For the Kingdom of God to come!
The bell of Our Lady of La Salette announces the arrival of many pilgrims; I see them at the bottom of the valley walking with difficulty. They are one hundred and fifty people; a very old nun, dressed in white wool, is at their head, mounted on a mule. All the other people are walking on foot; they have bare feet; they are all veiled. Some of them wear the severe costume of penitence, the robe of bure and the rope tied to the belt; others are dressed in white woolen robes. After four hours of walking among the precipices, the rocks and the mud, always barefoot, they approach the holy Mountain; their voices begin to be heard: they are hymns of thanksgiving, joyfully repeated by the echoes of the mountain, which are going to be lost in the depth of the solitudes.
Who are these pilgrims? What is the reason for their journey? They are the penitent daughters of Grenoble who come to thank Our Lady of La Salette for two graces obtained: one for having cured their Superior of a fatal illness; the other for having saved the life of their novice mistress, whose story follows:

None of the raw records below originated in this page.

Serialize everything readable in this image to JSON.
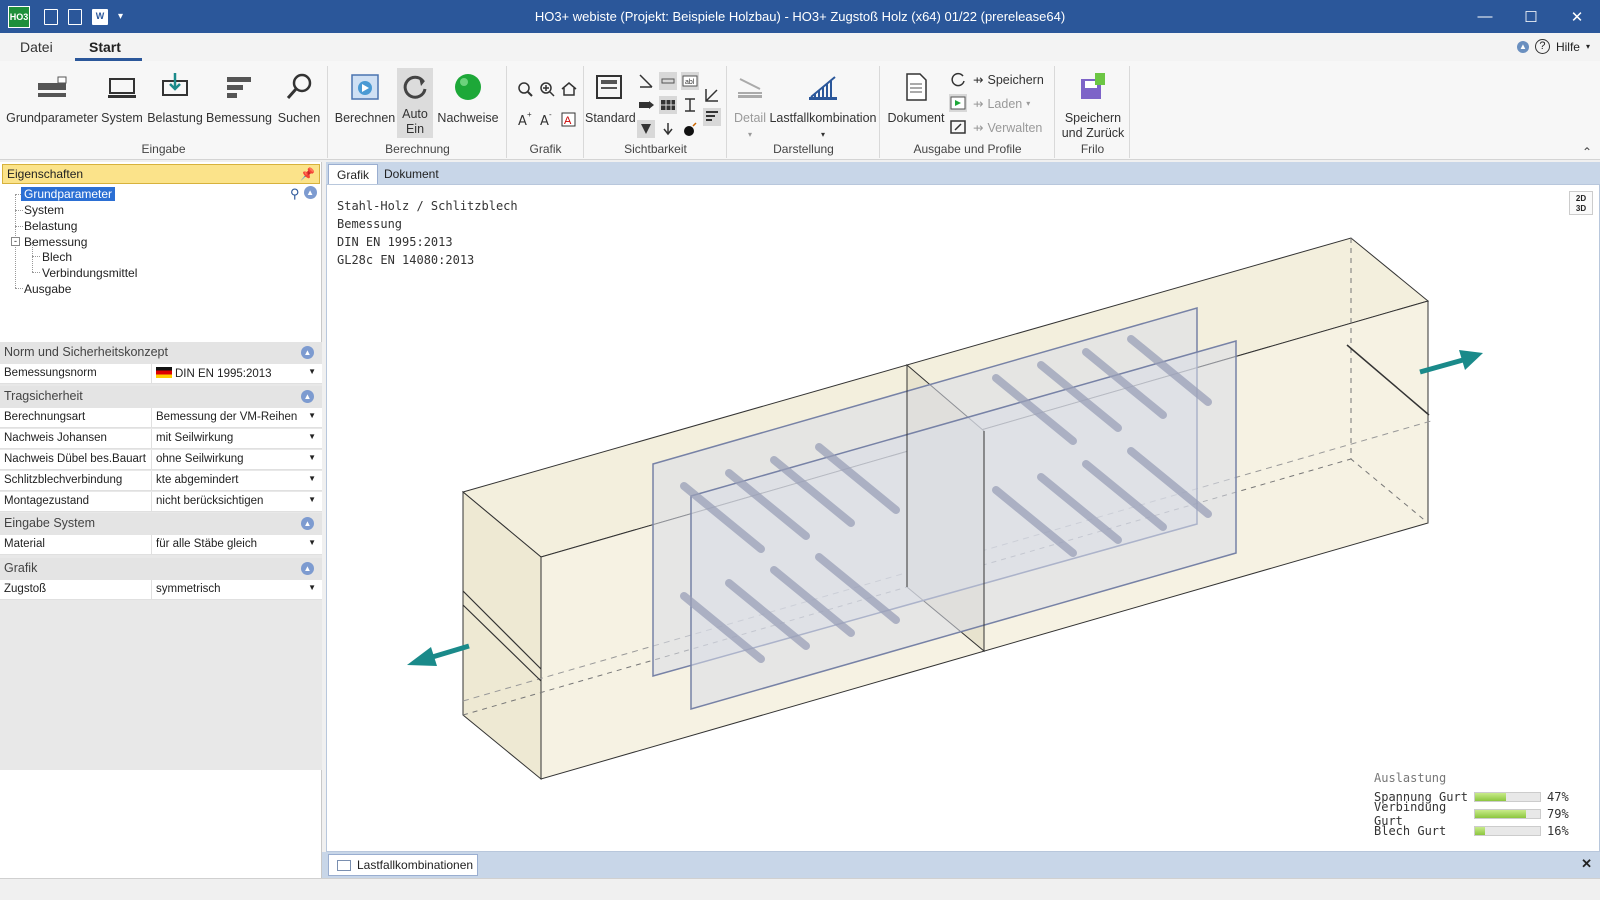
{
  "window": {
    "title": "HO3+ webiste (Projekt: Beispiele Holzbau) - HO3+ Zugstoß Holz (x64) 01/22 (prerelease64)",
    "logo": "HO3"
  },
  "menu_tabs": {
    "datei": "Datei",
    "start": "Start",
    "hilfe": "Hilfe"
  },
  "ribbon": {
    "eingabe": {
      "label": "Eingabe",
      "grundparameter": "Grundparameter",
      "system": "System",
      "belastung": "Belastung",
      "bemessung": "Bemessung",
      "suchen": "Suchen"
    },
    "berechnung": {
      "label": "Berechnung",
      "berechnen": "Berechnen",
      "auto_ein_1": "Auto",
      "auto_ein_2": "Ein",
      "nachweise": "Nachweise"
    },
    "grafik": {
      "label": "Grafik"
    },
    "sichtbarkeit": {
      "label": "Sichtbarkeit",
      "standard": "Standard"
    },
    "darstellung": {
      "label": "Darstellung",
      "detail": "Detail",
      "lastfallkombination": "Lastfallkombination"
    },
    "ausgabe": {
      "label": "Ausgabe und Profile",
      "dokument": "Dokument",
      "speichern": "Speichern",
      "laden": "Laden",
      "verwalten": "Verwalten"
    },
    "frilo": {
      "label": "Frilo",
      "speichern_zurueck_1": "Speichern",
      "speichern_zurueck_2": "und Zurück"
    }
  },
  "left_panel": {
    "title": "Eigenschaften",
    "tree": [
      "Grundparameter",
      "System",
      "Belastung",
      "Bemessung",
      "Blech",
      "Verbindungsmittel",
      "Ausgabe"
    ],
    "sections": {
      "norm": "Norm und Sicherheitskonzept",
      "trag": "Tragsicherheit",
      "eingabe_system": "Eingabe System",
      "grafik": "Grafik"
    },
    "rows": {
      "bemessungsnorm": {
        "k": "Bemessungsnorm",
        "v": "DIN EN 1995:2013"
      },
      "berechnungsart": {
        "k": "Berechnungsart",
        "v": "Bemessung der VM-Reihen"
      },
      "johansen": {
        "k": "Nachweis Johansen",
        "v": "mit Seilwirkung"
      },
      "duebel": {
        "k": "Nachweis Dübel bes.Bauart",
        "v": "ohne Seilwirkung"
      },
      "schlitz": {
        "k": "Schlitzblechverbindung",
        "v": "kte abgemindert"
      },
      "montage": {
        "k": "Montagezustand",
        "v": "nicht berücksichtigen"
      },
      "material": {
        "k": "Material",
        "v": "für alle Stäbe gleich"
      },
      "zugstoss": {
        "k": "Zugstoß",
        "v": "symmetrisch"
      }
    }
  },
  "doc_tabs": {
    "grafik": "Grafik",
    "dokument": "Dokument"
  },
  "drawing": {
    "info": [
      "Stahl-Holz / Schlitzblech",
      "Bemessung",
      "DIN EN 1995:2013",
      "GL28c EN 14080:2013"
    ],
    "view_toggle_1": "2D",
    "view_toggle_2": "3D",
    "utilization": {
      "title": "Auslastung",
      "items": [
        {
          "label": "Spannung Gurt",
          "pct": "47%",
          "value": 0.47
        },
        {
          "label": "Verbindung Gurt",
          "pct": "79%",
          "value": 0.79
        },
        {
          "label": "Blech Gurt",
          "pct": "16%",
          "value": 0.16
        }
      ]
    }
  },
  "bottom": {
    "tab": "Lastfallkombinationen"
  },
  "colors": {
    "accent": "#2b579a",
    "wood": "#f3efdd",
    "arrow": "#1a8a8a",
    "bar": "#8cc63f"
  }
}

We know which poor girls the good Shepherd took in (they were repentant prostitutes). One evening, two unfortunate men who had tried to seduce one of the members of the house, seeing that their plot had been foiled, sneaked into the convent and, as the novice mistress was going out into the garden, they rushed at her. One of them tore her veil and clothes, grabbing her by the neck to prevent her from screaming; the other, armed with a long two-edged knife, struck her with fifty-two blows to the head, near the heart, and on the hands. (I saw the marks of the wounds myself.) The murderer did not tire, and the poor Sister was about to succumb, when suddenly she called to her aid Our Lady of La Salette, crying out, “My good Mother, save me!” And behold, the assassin’s iron remained motionless in the air, just as he was about to complete the death of his victim; then the Sister got up energetically, overthrew this unfortunate man and seized his dagger. He thought he was lost; his name was written on the murderous weapon. The two criminals fled; the name was erased on the knife, and the Sister never wanted to make her killers known. It was only after two months that she was able to recover from her wounds, three of which had been judged fatal by the commission of inquiry.

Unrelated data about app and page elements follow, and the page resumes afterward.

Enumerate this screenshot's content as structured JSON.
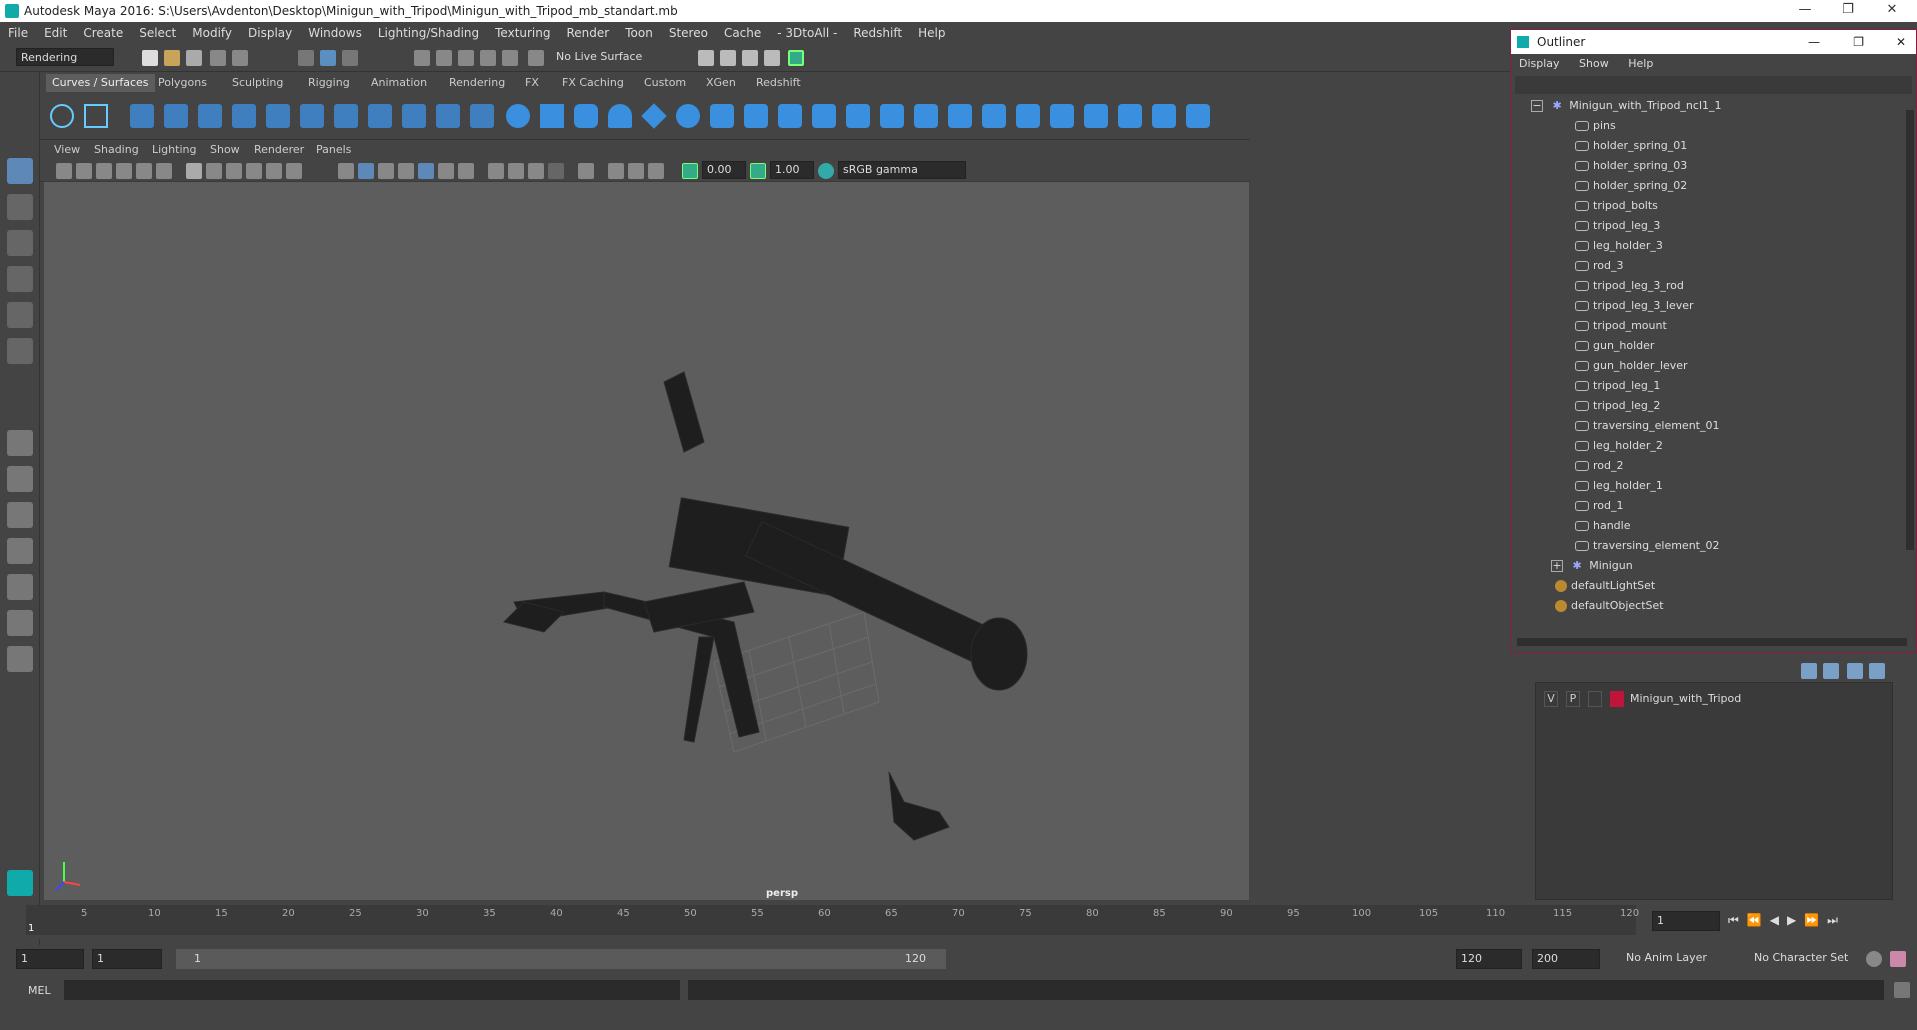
{
  "window": {
    "title": "Autodesk Maya 2016: S:\\Users\\Avdenton\\Desktop\\Minigun_with_Tripod\\Minigun_with_Tripod_mb_standart.mb",
    "minimize": "—",
    "maximize": "❐",
    "close": "✕"
  },
  "menubar": [
    "File",
    "Edit",
    "Create",
    "Select",
    "Modify",
    "Display",
    "Windows",
    "Lighting/Shading",
    "Texturing",
    "Render",
    "Toon",
    "Stereo",
    "Cache",
    "- 3DtoAll -",
    "Redshift",
    "Help"
  ],
  "status_line": {
    "mode_menu": "Rendering",
    "live_surface": "No Live Surface"
  },
  "shelf_tabs": [
    "Curves / Surfaces",
    "Polygons",
    "Sculpting",
    "Rigging",
    "Animation",
    "Rendering",
    "FX",
    "FX Caching",
    "Custom",
    "XGen",
    "Redshift"
  ],
  "viewport_menu": [
    "View",
    "Shading",
    "Lighting",
    "Show",
    "Renderer",
    "Panels"
  ],
  "viewport_toolbar": {
    "exposure": "0.00",
    "gamma": "1.00",
    "color_space": "sRGB gamma"
  },
  "viewport": {
    "camera_label": "persp"
  },
  "outliner": {
    "title": "Outliner",
    "menu": [
      "Display",
      "Show",
      "Help"
    ],
    "root": "Minigun_with_Tripod_ncl1_1",
    "children": [
      "pins",
      "holder_spring_01",
      "holder_spring_03",
      "holder_spring_02",
      "tripod_bolts",
      "tripod_leg_3",
      "leg_holder_3",
      "rod_3",
      "tripod_leg_3_rod",
      "tripod_leg_3_lever",
      "tripod_mount",
      "gun_holder",
      "gun_holder_lever",
      "tripod_leg_1",
      "tripod_leg_2",
      "traversing_element_01",
      "leg_holder_2",
      "rod_2",
      "leg_holder_1",
      "rod_1",
      "handle",
      "traversing_element_02"
    ],
    "group_child": "Minigun",
    "sets": [
      "defaultLightSet",
      "defaultObjectSet"
    ]
  },
  "layer_panel": {
    "layer": {
      "v": "V",
      "p": "P",
      "name": "Minigun_with_Tripod",
      "color": "#c0143c"
    }
  },
  "timeline": {
    "ticks": [
      "5",
      "10",
      "15",
      "20",
      "25",
      "30",
      "35",
      "40",
      "45",
      "50",
      "55",
      "60",
      "65",
      "70",
      "75",
      "80",
      "85",
      "90",
      "95",
      "100",
      "105",
      "110",
      "115",
      "120"
    ],
    "current_frame_marker": "1",
    "current_frame": "1"
  },
  "range": {
    "start": "1",
    "start2": "1",
    "slider_start": "1",
    "slider_end": "120",
    "end": "120",
    "end2": "200",
    "anim_layer": "No Anim Layer",
    "character_set": "No Character Set"
  },
  "command_line": {
    "label": "MEL"
  }
}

It was the good Sister herself who told me, in the presence of the image of Our Lady of La Salette, all these details with a piety full of charity, gratitude, and inexpressible happiness.
It is to be hoped that so many virtues will have obtained the conversion of these two unfortunate people!